(TASK ITEM)
Type out every entry again, character for character.

(PROVIDED RECORDS)

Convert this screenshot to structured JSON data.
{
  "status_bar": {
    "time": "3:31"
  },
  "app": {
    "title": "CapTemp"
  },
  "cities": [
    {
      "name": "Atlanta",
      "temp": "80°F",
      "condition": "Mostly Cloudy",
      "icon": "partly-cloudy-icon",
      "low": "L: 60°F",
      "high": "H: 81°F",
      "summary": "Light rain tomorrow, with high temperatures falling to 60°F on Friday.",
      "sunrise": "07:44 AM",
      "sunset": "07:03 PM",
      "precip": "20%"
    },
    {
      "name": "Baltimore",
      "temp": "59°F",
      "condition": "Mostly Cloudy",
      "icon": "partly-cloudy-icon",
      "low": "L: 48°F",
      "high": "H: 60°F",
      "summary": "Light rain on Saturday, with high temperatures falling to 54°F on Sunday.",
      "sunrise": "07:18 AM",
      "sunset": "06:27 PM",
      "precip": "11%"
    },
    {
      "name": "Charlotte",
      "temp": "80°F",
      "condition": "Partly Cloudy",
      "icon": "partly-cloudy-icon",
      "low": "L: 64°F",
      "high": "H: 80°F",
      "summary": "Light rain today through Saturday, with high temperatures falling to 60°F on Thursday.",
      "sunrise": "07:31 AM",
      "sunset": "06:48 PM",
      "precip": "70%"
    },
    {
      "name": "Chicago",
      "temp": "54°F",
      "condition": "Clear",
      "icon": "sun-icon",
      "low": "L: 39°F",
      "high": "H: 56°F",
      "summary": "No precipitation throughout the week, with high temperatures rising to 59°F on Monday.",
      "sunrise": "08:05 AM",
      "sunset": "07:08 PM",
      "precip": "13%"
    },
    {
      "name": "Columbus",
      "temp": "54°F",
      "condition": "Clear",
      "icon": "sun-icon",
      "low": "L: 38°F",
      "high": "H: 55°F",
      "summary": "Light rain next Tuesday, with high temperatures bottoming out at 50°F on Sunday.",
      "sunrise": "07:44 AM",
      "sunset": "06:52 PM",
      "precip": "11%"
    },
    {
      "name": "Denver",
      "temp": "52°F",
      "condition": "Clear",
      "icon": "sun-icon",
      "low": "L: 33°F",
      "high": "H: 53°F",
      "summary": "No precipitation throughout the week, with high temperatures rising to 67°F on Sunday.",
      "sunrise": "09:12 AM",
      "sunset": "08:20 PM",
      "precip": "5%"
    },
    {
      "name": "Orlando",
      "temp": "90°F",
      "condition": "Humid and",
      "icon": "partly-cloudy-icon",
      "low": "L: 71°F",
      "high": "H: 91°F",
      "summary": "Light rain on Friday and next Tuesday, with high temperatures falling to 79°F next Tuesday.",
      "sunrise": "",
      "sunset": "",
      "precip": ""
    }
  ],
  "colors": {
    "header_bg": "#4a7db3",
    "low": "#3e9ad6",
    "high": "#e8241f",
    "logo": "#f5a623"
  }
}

(SOLUTION FOR THIS EXERCISE)
Convert this screenshot to structured JSON data.
{
  "status_bar": {
    "time": "3:31"
  },
  "app": {
    "title": "CapTemp"
  },
  "cities": [
    {
      "name": "Atlanta",
      "temp": "80°F",
      "condition": "Mostly Cloudy",
      "icon": "partly-cloudy-icon",
      "low": "L: 60°F",
      "high": "H: 81°F",
      "summary": "Light rain tomorrow, with high temperatures falling to 60°F on Friday.",
      "sunrise": "07:44 AM",
      "sunset": "07:03 PM",
      "precip": "20%"
    },
    {
      "name": "Baltimore",
      "temp": "59°F",
      "condition": "Mostly Cloudy",
      "icon": "partly-cloudy-icon",
      "low": "L: 48°F",
      "high": "H: 60°F",
      "summary": "Light rain on Saturday, with high temperatures falling to 54°F on Sunday.",
      "sunrise": "07:18 AM",
      "sunset": "06:27 PM",
      "precip": "11%"
    },
    {
      "name": "Charlotte",
      "temp": "80°F",
      "condition": "Partly Cloudy",
      "icon": "partly-cloudy-icon",
      "low": "L: 64°F",
      "high": "H: 80°F",
      "summary": "Light rain today through Saturday, with high temperatures falling to 60°F on Thursday.",
      "sunrise": "07:31 AM",
      "sunset": "06:48 PM",
      "precip": "70%"
    },
    {
      "name": "Chicago",
      "temp": "54°F",
      "condition": "Clear",
      "icon": "sun-icon",
      "low": "L: 39°F",
      "high": "H: 56°F",
      "summary": "No precipitation throughout the week, with high temperatures rising to 59°F on Monday.",
      "sunrise": "08:05 AM",
      "sunset": "07:08 PM",
      "precip": "13%"
    },
    {
      "name": "Columbus",
      "temp": "54°F",
      "condition": "Clear",
      "icon": "sun-icon",
      "low": "L: 38°F",
      "high": "H: 55°F",
      "summary": "Light rain next Tuesday, with high temperatures bottoming out at 50°F on Sunday.",
      "sunrise": "07:44 AM",
      "sunset": "06:52 PM",
      "precip": "11%"
    },
    {
      "name": "Denver",
      "temp": "52°F",
      "condition": "Clear",
      "icon": "sun-icon",
      "low": "L: 33°F",
      "high": "H: 53°F",
      "summary": "No precipitation throughout the week, with high temperatures rising to 67°F on Sunday.",
      "sunrise": "09:12 AM",
      "sunset": "08:20 PM",
      "precip": "5%"
    },
    {
      "name": "Orlando",
      "temp": "90°F",
      "condition": "Humid and",
      "icon": "partly-cloudy-icon",
      "low": "L: 71°F",
      "high": "H: 91°F",
      "summary": "Light rain on Friday and next Tuesday, with high temperatures falling to 79°F next Tuesday.",
      "sunrise": "",
      "sunset": "",
      "precip": ""
    }
  ],
  "colors": {
    "header_bg": "#4a7db3",
    "low": "#3e9ad6",
    "high": "#e8241f",
    "logo": "#f5a623"
  }
}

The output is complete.